- Listed records -
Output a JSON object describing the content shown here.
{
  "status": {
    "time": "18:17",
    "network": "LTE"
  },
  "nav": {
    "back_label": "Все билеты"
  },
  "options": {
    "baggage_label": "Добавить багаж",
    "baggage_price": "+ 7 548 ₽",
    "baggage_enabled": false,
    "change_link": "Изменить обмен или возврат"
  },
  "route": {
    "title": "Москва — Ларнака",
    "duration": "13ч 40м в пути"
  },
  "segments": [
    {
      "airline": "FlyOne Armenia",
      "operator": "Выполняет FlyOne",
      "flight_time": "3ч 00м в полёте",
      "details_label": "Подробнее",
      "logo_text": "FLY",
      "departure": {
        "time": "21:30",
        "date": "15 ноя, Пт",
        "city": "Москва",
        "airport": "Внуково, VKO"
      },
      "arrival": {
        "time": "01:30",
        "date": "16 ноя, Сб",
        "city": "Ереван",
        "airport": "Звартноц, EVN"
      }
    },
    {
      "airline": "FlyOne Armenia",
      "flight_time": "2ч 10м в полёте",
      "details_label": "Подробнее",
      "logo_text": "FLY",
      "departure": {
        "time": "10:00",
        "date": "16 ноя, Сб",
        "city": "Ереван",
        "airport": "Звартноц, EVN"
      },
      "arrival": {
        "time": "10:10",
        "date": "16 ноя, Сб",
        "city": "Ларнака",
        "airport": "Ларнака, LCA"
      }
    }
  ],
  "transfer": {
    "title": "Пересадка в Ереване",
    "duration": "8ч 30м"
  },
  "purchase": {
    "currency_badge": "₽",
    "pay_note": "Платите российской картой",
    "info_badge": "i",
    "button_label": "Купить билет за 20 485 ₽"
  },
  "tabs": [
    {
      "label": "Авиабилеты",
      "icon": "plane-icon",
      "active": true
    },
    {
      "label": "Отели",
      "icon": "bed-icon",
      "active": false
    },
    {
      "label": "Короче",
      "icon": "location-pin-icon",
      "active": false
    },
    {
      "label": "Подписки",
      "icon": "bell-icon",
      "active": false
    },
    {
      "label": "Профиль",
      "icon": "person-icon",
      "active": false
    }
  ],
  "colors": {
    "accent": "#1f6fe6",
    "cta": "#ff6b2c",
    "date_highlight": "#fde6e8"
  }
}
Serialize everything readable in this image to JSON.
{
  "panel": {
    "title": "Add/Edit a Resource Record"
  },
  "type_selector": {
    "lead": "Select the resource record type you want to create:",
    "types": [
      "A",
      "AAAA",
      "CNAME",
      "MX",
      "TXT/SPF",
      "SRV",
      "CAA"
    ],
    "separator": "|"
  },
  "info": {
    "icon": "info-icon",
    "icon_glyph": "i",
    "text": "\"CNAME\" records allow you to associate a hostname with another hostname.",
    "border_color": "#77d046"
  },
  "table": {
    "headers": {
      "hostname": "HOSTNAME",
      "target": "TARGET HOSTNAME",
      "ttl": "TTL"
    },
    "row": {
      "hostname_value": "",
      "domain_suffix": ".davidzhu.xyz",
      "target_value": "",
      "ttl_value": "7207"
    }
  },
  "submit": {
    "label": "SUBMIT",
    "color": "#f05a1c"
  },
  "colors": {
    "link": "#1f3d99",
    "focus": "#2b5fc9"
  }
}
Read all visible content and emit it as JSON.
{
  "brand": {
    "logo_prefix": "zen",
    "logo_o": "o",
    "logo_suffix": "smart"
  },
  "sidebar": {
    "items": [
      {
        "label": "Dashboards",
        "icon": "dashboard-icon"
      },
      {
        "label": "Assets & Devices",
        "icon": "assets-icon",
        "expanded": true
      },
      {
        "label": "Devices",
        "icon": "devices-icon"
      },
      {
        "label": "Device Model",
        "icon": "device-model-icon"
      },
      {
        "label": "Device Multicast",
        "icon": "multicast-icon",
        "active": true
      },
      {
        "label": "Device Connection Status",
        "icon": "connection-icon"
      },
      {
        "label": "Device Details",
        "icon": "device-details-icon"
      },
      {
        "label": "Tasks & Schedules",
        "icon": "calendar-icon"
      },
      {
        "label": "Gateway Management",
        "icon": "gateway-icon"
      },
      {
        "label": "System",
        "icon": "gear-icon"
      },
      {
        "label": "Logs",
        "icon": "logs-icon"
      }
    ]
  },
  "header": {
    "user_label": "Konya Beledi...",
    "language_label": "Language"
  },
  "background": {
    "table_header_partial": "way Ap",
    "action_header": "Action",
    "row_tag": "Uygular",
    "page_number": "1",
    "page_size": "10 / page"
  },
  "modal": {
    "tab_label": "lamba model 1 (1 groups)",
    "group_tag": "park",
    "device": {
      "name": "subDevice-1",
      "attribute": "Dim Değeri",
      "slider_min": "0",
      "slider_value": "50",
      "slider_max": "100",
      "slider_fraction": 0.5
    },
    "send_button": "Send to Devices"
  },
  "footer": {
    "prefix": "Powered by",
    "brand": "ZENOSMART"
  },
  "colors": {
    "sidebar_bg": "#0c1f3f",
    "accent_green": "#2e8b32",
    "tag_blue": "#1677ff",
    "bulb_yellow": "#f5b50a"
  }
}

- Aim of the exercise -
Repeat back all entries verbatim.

- Exercise answer -
Output a JSON object describing the content shown here.
{
  "status": {
    "time": "18:17",
    "network": "LTE"
  },
  "nav": {
    "back_label": "Все билеты"
  },
  "options": {
    "baggage_label": "Добавить багаж",
    "baggage_price": "+ 7 548 ₽",
    "baggage_enabled": false,
    "change_link": "Изменить обмен или возврат"
  },
  "route": {
    "title": "Москва — Ларнака",
    "duration": "13ч 40м в пути"
  },
  "segments": [
    {
      "airline": "FlyOne Armenia",
      "operator": "Выполняет FlyOne",
      "flight_time": "3ч 00м в полёте",
      "details_label": "Подробнее",
      "logo_text": "FLY",
      "departure": {
        "time": "21:30",
        "date": "15 ноя, Пт",
        "city": "Москва",
        "airport": "Внуково, VKO"
      },
      "arrival": {
        "time": "01:30",
        "date": "16 ноя, Сб",
        "city": "Ереван",
        "airport": "Звартноц, EVN"
      }
    },
    {
      "airline": "FlyOne Armenia",
      "flight_time": "2ч 10м в полёте",
      "details_label": "Подробнее",
      "logo_text": "FLY",
      "departure": {
        "time": "10:00",
        "date": "16 ноя, Сб",
        "city": "Ереван",
        "airport": "Звартноц, EVN"
      },
      "arrival": {
        "time": "10:10",
        "date": "16 ноя, Сб",
        "city": "Ларнака",
        "airport": "Ларнака, LCA"
      }
    }
  ],
  "transfer": {
    "title": "Пересадка в Ереване",
    "duration": "8ч 30м"
  },
  "purchase": {
    "currency_badge": "₽",
    "pay_note": "Платите российской картой",
    "info_badge": "i",
    "button_label": "Купить билет за 20 485 ₽"
  },
  "tabs": [
    {
      "label": "Авиабилеты",
      "icon": "plane-icon",
      "active": true
    },
    {
      "label": "Отели",
      "icon": "bed-icon",
      "active": false
    },
    {
      "label": "Короче",
      "icon": "location-pin-icon",
      "active": false
    },
    {
      "label": "Подписки",
      "icon": "bell-icon",
      "active": false
    },
    {
      "label": "Профиль",
      "icon": "person-icon",
      "active": false
    }
  ],
  "colors": {
    "accent": "#1f6fe6",
    "cta": "#ff6b2c",
    "date_highlight": "#fde6e8"
  }
}
Serialize everything readable in this image to JSON.
{
  "panel": {
    "title": "Add/Edit a Resource Record"
  },
  "type_selector": {
    "lead": "Select the resource record type you want to create:",
    "types": [
      "A",
      "AAAA",
      "CNAME",
      "MX",
      "TXT/SPF",
      "SRV",
      "CAA"
    ],
    "separator": "|"
  },
  "info": {
    "icon": "info-icon",
    "icon_glyph": "i",
    "text": "\"CNAME\" records allow you to associate a hostname with another hostname.",
    "border_color": "#77d046"
  },
  "table": {
    "headers": {
      "hostname": "HOSTNAME",
      "target": "TARGET HOSTNAME",
      "ttl": "TTL"
    },
    "row": {
      "hostname_value": "",
      "domain_suffix": ".davidzhu.xyz",
      "target_value": "",
      "ttl_value": "7207"
    }
  },
  "submit": {
    "label": "SUBMIT",
    "color": "#f05a1c"
  },
  "colors": {
    "link": "#1f3d99",
    "focus": "#2b5fc9"
  }
}
Read all visible content and emit it as JSON.
{
  "brand": {
    "logo_prefix": "zen",
    "logo_o": "o",
    "logo_suffix": "smart"
  },
  "sidebar": {
    "items": [
      {
        "label": "Dashboards",
        "icon": "dashboard-icon"
      },
      {
        "label": "Assets & Devices",
        "icon": "assets-icon",
        "expanded": true
      },
      {
        "label": "Devices",
        "icon": "devices-icon"
      },
      {
        "label": "Device Model",
        "icon": "device-model-icon"
      },
      {
        "label": "Device Multicast",
        "icon": "multicast-icon",
        "active": true
      },
      {
        "label": "Device Connection Status",
        "icon": "connection-icon"
      },
      {
        "label": "Device Details",
        "icon": "device-details-icon"
      },
      {
        "label": "Tasks & Schedules",
        "icon": "calendar-icon"
      },
      {
        "label": "Gateway Management",
        "icon": "gateway-icon"
      },
      {
        "label": "System",
        "icon": "gear-icon"
      },
      {
        "label": "Logs",
        "icon": "logs-icon"
      }
    ]
  },
  "header": {
    "user_label": "Konya Beledi...",
    "language_label": "Language"
  },
  "background": {
    "table_header_partial": "way Ap",
    "action_header": "Action",
    "row_tag": "Uygular",
    "page_number": "1",
    "page_size": "10 / page"
  },
  "modal": {
    "tab_label": "lamba model 1 (1 groups)",
    "group_tag": "park",
    "device": {
      "name": "subDevice-1",
      "attribute": "Dim Değeri",
      "slider_min": "0",
      "slider_value": "50",
      "slider_max": "100",
      "slider_fraction": 0.5
    },
    "send_button": "Send to Devices"
  },
  "footer": {
    "prefix": "Powered by",
    "brand": "ZENOSMART"
  },
  "colors": {
    "sidebar_bg": "#0c1f3f",
    "accent_green": "#2e8b32",
    "tag_blue": "#1677ff",
    "bulb_yellow": "#f5b50a"
  }
}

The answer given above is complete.